Also on: PS4, PC
Publisher: Annapurna Interactive
Developer: Giant Squid
It should come as no surprise that the best thing about The Pathless is how your character moves. After all, it was developed by Giant Squid, who were founded by a few people who used to work at thatgamecompany. Giant Squid?s last game was Abz?, and thatgamecompany is most famous for games like Journey and Flower.
In other words, The Pathless is the latest in a line of games from a developer who knows how to make characters move in the most fluid, balletic way imaginable.

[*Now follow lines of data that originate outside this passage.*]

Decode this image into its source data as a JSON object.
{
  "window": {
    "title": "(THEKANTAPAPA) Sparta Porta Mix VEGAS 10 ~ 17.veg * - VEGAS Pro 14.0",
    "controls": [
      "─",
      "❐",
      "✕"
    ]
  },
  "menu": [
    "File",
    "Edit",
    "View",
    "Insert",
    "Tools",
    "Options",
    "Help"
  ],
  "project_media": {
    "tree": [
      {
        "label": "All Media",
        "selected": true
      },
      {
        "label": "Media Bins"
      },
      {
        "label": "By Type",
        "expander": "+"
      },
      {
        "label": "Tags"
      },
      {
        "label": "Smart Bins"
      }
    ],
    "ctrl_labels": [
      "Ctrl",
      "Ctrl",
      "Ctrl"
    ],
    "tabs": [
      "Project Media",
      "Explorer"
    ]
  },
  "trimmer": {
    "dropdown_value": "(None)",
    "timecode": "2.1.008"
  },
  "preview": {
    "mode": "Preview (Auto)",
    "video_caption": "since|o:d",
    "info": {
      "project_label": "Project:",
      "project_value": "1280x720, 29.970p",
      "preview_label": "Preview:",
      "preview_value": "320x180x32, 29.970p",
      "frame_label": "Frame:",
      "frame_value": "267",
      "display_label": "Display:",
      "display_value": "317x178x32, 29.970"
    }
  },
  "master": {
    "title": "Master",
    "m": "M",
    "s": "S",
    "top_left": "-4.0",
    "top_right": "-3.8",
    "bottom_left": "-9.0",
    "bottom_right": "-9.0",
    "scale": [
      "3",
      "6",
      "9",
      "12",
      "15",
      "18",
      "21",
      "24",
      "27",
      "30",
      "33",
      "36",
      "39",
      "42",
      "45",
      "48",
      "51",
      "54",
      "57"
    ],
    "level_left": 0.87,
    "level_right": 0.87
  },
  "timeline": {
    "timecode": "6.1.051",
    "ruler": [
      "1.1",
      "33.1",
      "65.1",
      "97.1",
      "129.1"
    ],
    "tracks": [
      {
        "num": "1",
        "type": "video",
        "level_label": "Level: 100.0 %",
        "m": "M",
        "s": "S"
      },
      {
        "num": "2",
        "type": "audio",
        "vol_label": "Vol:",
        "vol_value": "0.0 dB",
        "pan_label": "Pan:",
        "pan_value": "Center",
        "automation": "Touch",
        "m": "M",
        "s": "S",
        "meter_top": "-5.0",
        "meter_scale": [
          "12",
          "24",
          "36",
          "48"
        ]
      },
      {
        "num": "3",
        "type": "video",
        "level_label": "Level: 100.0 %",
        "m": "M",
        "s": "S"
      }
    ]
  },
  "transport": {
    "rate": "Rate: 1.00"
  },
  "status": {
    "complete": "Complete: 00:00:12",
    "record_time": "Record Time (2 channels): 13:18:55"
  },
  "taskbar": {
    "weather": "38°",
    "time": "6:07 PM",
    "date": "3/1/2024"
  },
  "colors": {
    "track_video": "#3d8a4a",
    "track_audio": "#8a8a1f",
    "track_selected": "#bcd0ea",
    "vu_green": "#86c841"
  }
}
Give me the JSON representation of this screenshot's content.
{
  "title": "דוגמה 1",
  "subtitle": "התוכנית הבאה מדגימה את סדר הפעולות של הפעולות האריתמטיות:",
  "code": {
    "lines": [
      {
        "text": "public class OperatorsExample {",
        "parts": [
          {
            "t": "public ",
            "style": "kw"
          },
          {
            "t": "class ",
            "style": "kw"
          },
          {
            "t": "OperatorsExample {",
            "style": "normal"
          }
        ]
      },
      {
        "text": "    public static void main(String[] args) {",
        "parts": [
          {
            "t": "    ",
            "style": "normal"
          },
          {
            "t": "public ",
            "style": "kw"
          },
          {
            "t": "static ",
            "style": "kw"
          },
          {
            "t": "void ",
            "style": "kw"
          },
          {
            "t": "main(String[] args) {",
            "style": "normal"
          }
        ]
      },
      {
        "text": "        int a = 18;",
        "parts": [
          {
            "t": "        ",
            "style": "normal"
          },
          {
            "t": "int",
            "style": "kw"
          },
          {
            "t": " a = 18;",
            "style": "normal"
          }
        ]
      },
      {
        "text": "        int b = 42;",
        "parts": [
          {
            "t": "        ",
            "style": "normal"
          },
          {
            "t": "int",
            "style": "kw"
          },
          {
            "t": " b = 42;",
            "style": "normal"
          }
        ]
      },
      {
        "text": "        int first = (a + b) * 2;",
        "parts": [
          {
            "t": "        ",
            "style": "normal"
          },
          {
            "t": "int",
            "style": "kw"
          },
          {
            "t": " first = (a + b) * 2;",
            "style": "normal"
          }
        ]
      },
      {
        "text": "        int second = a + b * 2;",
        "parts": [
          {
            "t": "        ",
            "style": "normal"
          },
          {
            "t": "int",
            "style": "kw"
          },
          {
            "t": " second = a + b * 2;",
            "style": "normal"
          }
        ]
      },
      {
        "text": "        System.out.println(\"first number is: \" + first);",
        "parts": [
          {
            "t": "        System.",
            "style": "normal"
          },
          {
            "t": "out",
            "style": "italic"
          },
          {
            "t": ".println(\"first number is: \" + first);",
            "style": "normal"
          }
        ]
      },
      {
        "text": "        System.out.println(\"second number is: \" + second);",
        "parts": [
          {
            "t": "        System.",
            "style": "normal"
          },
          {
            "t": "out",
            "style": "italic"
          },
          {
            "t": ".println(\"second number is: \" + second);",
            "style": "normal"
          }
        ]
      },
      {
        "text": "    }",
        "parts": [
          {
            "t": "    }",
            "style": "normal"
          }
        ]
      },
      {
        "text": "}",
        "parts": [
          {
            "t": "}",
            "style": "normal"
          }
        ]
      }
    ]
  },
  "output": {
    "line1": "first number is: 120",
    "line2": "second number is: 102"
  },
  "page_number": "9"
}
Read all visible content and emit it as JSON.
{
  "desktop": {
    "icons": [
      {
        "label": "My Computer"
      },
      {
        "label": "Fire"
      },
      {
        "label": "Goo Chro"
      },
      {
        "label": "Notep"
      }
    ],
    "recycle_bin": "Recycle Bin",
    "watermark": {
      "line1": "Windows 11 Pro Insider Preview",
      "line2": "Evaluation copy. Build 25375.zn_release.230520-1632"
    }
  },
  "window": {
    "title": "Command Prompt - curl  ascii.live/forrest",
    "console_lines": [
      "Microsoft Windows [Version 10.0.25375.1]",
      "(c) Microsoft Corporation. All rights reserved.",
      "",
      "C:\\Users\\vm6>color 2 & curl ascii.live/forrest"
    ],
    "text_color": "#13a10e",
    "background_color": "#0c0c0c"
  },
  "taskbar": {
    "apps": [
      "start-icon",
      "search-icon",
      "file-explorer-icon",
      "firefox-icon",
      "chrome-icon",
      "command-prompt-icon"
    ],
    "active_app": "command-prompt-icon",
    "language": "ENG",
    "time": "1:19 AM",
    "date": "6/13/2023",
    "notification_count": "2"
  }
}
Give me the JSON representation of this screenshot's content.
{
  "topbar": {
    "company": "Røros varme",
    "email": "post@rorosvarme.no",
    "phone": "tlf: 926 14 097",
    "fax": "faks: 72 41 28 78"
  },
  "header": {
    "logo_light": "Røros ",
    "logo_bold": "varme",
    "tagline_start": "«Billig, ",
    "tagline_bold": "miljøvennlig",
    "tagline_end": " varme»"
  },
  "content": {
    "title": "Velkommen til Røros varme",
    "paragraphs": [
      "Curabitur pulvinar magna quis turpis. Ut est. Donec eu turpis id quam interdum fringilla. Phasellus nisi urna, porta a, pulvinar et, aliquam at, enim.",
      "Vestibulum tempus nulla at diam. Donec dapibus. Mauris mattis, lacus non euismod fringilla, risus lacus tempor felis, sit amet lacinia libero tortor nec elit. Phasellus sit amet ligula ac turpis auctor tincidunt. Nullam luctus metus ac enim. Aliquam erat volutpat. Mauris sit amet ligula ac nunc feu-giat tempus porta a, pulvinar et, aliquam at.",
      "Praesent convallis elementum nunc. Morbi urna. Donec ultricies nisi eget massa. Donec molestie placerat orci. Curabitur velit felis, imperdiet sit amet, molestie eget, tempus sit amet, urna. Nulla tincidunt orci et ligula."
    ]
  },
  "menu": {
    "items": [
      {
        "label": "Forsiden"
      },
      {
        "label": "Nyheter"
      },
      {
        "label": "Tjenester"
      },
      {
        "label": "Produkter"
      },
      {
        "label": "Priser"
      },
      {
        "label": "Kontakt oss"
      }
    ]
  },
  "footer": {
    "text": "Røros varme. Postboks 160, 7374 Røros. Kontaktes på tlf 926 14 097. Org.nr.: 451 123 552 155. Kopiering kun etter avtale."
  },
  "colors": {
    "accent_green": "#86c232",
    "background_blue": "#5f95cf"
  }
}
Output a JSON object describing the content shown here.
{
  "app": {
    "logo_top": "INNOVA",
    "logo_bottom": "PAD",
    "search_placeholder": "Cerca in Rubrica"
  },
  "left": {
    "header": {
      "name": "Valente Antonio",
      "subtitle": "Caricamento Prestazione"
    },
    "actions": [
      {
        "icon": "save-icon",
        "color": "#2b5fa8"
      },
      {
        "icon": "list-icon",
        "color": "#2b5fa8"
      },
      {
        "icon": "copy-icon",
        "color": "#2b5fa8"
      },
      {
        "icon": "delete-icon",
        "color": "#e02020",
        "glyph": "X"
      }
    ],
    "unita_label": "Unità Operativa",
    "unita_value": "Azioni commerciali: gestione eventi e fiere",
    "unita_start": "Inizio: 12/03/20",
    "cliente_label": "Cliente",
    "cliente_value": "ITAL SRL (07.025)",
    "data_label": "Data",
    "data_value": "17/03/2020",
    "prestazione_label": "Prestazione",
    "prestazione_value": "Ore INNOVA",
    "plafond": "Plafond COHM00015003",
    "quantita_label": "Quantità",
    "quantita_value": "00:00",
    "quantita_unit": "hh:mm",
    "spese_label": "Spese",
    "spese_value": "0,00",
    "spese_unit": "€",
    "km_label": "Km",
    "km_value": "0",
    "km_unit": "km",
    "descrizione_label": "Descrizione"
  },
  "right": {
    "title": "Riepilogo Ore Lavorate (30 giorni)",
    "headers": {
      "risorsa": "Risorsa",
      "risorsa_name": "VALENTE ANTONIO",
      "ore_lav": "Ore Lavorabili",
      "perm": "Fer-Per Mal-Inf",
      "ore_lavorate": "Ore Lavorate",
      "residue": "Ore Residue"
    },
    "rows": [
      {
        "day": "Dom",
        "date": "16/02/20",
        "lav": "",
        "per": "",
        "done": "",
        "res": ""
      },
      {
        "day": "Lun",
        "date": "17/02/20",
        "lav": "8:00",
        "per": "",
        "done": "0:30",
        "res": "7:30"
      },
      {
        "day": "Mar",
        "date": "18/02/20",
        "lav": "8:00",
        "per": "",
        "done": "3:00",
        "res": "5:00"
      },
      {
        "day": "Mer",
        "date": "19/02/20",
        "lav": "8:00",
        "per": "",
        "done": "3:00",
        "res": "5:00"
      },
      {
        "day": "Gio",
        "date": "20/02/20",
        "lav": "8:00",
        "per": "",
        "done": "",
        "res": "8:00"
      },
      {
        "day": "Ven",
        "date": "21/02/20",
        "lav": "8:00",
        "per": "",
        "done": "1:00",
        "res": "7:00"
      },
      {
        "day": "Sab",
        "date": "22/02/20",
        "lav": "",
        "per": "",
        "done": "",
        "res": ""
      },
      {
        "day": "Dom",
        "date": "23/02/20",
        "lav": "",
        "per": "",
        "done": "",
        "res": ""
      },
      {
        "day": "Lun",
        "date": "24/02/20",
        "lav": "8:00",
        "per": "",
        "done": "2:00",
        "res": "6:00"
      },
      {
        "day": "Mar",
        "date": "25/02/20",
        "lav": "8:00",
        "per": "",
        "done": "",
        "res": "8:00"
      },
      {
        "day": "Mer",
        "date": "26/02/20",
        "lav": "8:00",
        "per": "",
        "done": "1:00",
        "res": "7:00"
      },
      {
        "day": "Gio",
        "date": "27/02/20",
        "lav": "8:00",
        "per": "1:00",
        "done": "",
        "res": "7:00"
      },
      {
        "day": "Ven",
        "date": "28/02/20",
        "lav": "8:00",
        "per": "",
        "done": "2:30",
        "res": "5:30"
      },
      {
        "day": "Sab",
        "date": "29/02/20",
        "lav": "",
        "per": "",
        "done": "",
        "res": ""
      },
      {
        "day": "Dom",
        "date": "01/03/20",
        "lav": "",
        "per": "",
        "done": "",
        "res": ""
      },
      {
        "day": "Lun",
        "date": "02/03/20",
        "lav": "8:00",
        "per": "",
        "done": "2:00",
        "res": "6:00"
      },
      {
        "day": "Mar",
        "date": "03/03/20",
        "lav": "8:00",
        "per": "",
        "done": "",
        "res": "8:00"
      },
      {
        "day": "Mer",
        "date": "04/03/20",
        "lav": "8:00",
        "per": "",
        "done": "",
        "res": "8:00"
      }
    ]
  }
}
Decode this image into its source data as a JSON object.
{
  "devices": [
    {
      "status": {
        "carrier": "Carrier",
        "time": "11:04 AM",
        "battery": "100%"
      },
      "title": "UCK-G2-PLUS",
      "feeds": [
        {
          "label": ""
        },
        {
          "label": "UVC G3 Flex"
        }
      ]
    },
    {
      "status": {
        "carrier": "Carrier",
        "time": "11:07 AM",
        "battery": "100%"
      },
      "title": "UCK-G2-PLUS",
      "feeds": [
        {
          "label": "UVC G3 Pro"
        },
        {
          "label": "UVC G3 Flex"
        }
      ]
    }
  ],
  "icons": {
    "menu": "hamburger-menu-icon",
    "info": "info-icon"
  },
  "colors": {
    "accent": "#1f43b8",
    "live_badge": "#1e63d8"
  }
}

And you see that throughout this game. You control an archer with an eagle companion, and even though you start off on foot, as you progress through the game you soon learn that the best way to move around is to take advantage of both your bow and arrow and your eagle. The former helps you launch yourself into the air every time you hit any of the many floating targets scattered throughout the game, while the latter helps you glide and soar up to higher areas. It all feels incredibly smooth, and it?s easy to get lost in simply exploring this wide open world.
Of course, it?s also easy to get lost because, as The Pathless? name implies, it doesn?t give you much in the way of direction. There?s no map to follow, and while there are some indoor sections, for the most part you?re set down in a big world and it?s up to you to figure out where you want to go.
Mind you, the game does nudge you in some directions here and there. You can add a filter to your vision that allows you to see giant flaming beacons, which generally guide you towards either environmental puzzles or boss fights — though ?fight? may be a misnomer, since a better descriptor would be boss stealth sections, where you have to sneak past monsters to rescue your eagle companion. Those are challenging enough to keep you exploring, and they give the game a shape instead of leaving you to simply wander around hoping you find something.
It?s the wandering around that makes The Pathless so compelling, though. It?s one of those games where the journey matters at least as much as, if not more than, the destination — and, thankfully, it makes that journey as smooth and seamless and pleasant as possible.
Annapurna Interactive provided us with a Pathless PS5 code for review purposes.